3. Recognize and reward.
Make this your mantra: happy employees = happy patients. As we’ve said, your employees are a HUGE part of the patient experience. Your efforts to improve the patient satisfaction will fall flat unless you get employees onboard.
The title of a Press Ganey and Associates report posed the question, “Do Satisfied patients depend on satisfied employees?” The answer is yes. The report found a strong correlation between the satisfaction of hospital employees and patient satisfaction.
It isn’t just increased compensation that makes for happy employees (though that helps).
Employee recognition programs are an important way to not only engage employees and improve their productivity and job satisfaction but to motivate them to provide the customer service your patients deserve.
Employee recognition programs should include simple things like providing praise and showing gratitude. But don’t stop there. You might consider providing awards for excellence or rewards (money, gifts, peer-to-peer recognition) for a job well done. Remember it’s about empowering your employees.
4. Learn from other industries.
According to a data charted by Statista earlier this year, healthcare is ranked as one of the industries with the worst customer service—only government and telecommunications received worst rankings.
There are a number of industries that depend on customer service for their competitive edge such as hospitality, restaurants, and retail. While your services are not luxuries—they are often life and death—your patients have choices for where they pursue their care. Patients are not only seeking care from other healthcare professionals but acupuncturists, naturopaths, the Internet, and family and friends.
The American Hospital Association Health Forum® recently published “Whitepaper: Bringing the Amazon Experience to Healthcare.” As stated in this resource about Amazon’s approach to customer service and its application to the healthcare industry, Amazon “treats getting you the teddy bear on time like it’s life or death. In healthcare, where it is life or death, you are treated like a number.”
Bottom line: Patients have a choice and they expect exceptional customer service. We live in a time when consumers expect an experience along with the product or service they buy. Getting a cup of coffee, for example, is about often more about the comfortable couch at your corner coffee shop while surfing the web or chatting with a friend than it is buying a Cup of Joe.
True, coffee shops don’t face the regulations the healthcare industry does. But don’t dismiss what these customer service-centric industries can teach you.
Customers (of any industry) want to be heard and understood and have their needs met. Look for small opportunities to improve the experience. Make patient-centered customer service a part of your brand. Treat patients like customers—not just a demographic. From their very first impression of your hospital, let your patients know that you are committed to their care.
5. Make it about the patient.
Your team won’t transform the patient experience without the help of a clearly defined plan. Map the patient experience—entry to exit (this is where your secret shopping audit will come in handy).

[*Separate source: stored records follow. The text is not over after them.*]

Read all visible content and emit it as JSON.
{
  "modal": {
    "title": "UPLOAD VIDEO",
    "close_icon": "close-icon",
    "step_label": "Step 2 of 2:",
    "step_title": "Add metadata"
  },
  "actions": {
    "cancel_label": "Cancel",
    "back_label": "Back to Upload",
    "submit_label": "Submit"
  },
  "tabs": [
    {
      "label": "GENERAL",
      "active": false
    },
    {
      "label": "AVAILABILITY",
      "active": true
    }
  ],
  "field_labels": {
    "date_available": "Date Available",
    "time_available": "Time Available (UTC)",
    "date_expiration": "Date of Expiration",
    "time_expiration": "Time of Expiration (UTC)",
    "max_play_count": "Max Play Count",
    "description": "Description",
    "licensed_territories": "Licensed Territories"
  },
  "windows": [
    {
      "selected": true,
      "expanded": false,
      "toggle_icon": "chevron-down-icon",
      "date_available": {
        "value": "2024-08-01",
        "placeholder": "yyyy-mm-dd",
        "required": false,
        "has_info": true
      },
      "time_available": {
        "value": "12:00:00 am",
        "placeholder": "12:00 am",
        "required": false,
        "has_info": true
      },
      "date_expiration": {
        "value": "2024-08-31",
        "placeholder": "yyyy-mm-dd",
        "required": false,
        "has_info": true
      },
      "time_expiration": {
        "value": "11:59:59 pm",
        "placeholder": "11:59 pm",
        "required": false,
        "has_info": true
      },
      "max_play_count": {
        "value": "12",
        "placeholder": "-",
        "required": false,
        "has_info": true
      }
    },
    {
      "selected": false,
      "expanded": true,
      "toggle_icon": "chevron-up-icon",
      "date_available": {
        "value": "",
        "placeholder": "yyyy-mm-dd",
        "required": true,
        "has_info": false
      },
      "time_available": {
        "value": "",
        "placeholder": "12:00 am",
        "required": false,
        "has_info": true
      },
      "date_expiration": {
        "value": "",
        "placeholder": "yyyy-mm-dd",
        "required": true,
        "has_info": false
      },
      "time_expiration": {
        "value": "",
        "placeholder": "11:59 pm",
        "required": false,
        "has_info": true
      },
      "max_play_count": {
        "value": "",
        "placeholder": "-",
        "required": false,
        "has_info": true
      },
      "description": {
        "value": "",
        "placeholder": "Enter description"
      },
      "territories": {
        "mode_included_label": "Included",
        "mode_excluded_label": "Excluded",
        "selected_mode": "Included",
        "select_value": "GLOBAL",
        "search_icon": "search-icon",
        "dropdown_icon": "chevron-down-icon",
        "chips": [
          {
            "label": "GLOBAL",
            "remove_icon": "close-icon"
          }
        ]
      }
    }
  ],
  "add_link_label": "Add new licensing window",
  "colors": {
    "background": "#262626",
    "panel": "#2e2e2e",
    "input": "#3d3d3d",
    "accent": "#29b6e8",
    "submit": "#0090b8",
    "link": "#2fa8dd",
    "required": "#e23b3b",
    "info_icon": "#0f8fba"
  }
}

Address the high volume service lines first. Improve the touch points patients have within the department. Identify ways to make these aspects of the patient experience more enjoyable. It might be a simple tactic (repaint the wall) or it might be more complicated (provide brand ambassador training to all staff members in that department). Start with the simplest and/or highest leverage tactics first.
Can your hospital give patients less wait time, more time with their doctor, and a more concierge-type environment? If so, you’re miles ahead of the competition.
Focus on the overall experience. Focus on simple successes you can achieve.